    8.  Surrender to the Process— While you might feel like you want to have more poses than just the Sun Salutations and do something interesting and more fun, if you learn to accept where you are and surrender to the journey you will get a benefit that’s better than any pose—peace. Inner peace happens as a shift in your heart that happens when you realize you don’t have anything to prove and you’re happy to work and be exactly where you are.

    9. Don’t Push or Force, Just Be—While it may be tempting to grab your limbs and force them into the shapes of the asana, your body will suffer. Cultivate a peaceful attitude towards your body and never force or push yourself. Practice being with your body in a space of loving-kindness. When you feel the urge to force or push, let it go.

    10. Never Give Up—If you feel overwhelmed by doubt, watch an inspirational video to motivate yourself. Get on your mat even for five minutes a day six days a week. Congratulate yourself for every small step forward you take. Decide that you will not give up, especially when it feels daunting and overwhelming.

    By Kino MacGregor

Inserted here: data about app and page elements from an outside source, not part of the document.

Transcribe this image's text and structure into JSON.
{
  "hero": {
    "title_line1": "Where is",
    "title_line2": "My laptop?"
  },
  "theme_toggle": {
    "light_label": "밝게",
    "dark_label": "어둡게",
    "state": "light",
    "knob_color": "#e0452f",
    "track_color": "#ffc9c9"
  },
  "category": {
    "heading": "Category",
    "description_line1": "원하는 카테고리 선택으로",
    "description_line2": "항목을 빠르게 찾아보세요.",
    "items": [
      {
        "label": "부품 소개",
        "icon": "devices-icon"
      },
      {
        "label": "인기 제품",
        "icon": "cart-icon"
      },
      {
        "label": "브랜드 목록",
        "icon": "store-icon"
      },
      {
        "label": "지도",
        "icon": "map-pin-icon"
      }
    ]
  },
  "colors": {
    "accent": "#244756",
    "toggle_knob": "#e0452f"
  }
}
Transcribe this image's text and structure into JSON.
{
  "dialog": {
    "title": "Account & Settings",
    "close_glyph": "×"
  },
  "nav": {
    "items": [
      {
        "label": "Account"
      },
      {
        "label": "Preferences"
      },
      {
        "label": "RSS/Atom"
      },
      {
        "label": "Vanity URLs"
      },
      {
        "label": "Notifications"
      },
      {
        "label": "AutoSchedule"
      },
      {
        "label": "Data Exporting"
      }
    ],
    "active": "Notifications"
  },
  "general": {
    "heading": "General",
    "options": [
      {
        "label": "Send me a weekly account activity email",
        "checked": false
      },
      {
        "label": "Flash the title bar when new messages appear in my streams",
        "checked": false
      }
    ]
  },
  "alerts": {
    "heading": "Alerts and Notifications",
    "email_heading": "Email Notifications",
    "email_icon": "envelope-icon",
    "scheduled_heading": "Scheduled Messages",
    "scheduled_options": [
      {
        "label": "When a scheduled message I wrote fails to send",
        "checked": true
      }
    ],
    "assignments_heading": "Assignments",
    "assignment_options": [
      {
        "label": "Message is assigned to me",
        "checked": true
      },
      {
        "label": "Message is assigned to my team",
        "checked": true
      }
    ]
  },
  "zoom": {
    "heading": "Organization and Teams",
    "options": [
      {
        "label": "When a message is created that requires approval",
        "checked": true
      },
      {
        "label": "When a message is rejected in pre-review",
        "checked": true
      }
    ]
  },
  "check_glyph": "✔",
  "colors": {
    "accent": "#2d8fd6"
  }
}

    International yoga teacher, Kino MacGregor has over 20 years of experience in Ashtanga yoga & 18 years of experience in Vipassana Meditation. She is one of a select group of people to receive the certification to teach Ashtanga Yoga & practice into the Fifth Series of Ashtanga Yoga. With over 1 million followers on Instagram & over 500,000 subscribers on YouTube & Facebook, she spreads the message of yoga around the world. To Kino, yoga is more than making shapes. It is a daily ritual where people tune deeply into their spiritual center & experience the peace of the Eternal Divine. Her goal is to make the tools of traditional yoga accessible for all different sizes, shapes, ethnicities, & ages. She believes yoga is truly for everyone. Learn more from and connect with Kino on Instagram!